State and federal laws may affect whether you will profit as a landlord. 

Habitability laws 

The California laws regarding the state of your property mention many elements specifically. For example, your roof, walls, windows and doors must provide protection from the weather and be waterproof. Electrical, plumbing, heating and utility systems must all be in working order and up to code. Meeting the requirements can result in hefty expenses. 

Taxes 

Expenses can benefit you when it comes to taxes, though. The IRS requires landlords to pay taxes on rental property income, but you can deduct the expenses. Save all documentation such as receipts, financial statements, etc., so that you can fully and accurately list expenses such as the following: 

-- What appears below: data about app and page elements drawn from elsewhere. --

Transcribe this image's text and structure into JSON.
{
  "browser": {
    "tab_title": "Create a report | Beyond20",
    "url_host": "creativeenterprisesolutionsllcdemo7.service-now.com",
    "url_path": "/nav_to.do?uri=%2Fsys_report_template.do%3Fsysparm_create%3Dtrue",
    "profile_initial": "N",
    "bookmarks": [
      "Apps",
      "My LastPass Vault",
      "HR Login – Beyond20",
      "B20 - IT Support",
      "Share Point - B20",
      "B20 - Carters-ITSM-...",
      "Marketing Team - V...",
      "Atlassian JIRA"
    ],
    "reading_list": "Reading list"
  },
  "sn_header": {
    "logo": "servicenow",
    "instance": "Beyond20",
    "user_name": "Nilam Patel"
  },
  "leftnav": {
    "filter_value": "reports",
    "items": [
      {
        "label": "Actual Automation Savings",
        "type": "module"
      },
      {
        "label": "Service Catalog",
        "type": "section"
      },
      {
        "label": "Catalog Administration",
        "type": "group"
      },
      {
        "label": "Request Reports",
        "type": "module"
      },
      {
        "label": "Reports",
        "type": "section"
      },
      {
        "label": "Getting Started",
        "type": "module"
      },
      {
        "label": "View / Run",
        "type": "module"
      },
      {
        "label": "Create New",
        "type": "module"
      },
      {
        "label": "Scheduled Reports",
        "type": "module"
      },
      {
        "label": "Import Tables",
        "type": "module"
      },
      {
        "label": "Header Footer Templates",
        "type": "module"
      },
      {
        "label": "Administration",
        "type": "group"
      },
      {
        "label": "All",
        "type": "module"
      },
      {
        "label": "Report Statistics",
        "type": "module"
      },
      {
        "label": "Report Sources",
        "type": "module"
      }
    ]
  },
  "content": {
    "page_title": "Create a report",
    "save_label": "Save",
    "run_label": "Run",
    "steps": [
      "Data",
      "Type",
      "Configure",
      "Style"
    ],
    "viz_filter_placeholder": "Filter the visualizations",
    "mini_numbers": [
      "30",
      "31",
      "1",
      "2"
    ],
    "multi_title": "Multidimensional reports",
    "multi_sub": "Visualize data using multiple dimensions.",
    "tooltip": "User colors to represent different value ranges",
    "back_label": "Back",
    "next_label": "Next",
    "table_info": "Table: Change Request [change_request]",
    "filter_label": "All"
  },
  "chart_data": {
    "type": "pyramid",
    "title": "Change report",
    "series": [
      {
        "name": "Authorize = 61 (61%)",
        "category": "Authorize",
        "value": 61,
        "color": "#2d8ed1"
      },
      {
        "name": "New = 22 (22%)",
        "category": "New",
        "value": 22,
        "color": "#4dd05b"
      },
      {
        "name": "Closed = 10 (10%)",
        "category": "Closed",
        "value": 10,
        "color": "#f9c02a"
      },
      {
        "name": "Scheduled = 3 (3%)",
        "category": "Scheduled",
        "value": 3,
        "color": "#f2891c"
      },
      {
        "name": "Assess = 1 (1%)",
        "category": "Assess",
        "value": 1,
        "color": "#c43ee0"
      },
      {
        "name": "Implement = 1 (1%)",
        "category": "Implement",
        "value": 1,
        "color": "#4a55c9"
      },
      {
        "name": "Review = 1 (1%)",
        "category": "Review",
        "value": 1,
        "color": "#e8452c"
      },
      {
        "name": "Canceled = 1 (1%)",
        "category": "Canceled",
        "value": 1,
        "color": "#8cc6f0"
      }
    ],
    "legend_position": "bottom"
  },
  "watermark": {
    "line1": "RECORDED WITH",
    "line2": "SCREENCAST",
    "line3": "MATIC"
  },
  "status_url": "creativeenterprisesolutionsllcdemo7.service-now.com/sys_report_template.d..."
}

  • Advertising 
  • Travel 
  • Maintenance and cleaning 
  • Management fees 
  • Commissions 
  • Insurance 
  • Taxes 
  • Utilities 

Although you can deduct repair expenses, deductions do not include upgrades and renovations. However, a property improvement can still benefit you on your taxes through your depreciation deduction. 

Rent control 

The Tenant Protection Act of 2019 that went into effect at the beginning of this year may have you worried. The law caps rent increases to 5% per year plus the local inflation rate. Limiting the amount you can raise the rent on your properties each year benefits the renter, not you. In fact, you may even find yourself losing money on a valuable property that an established renter has occupied for years. 

The good news is that there are exceptions. For example, the law does not apply to single-family residences or condos unless the owner is a corporation or an investment trust. If you own a duplex and live in one of the units, you are also exempt. However, if you own apartments or other multifamily buildings, you are likely subject to rental increase limits unless your buildings are new construction. The law does not apply for the first 15 years after you have received the initial certificate of occupancy. 

If your renters move out, you can raise your rate to the current market rent prices for the next renter.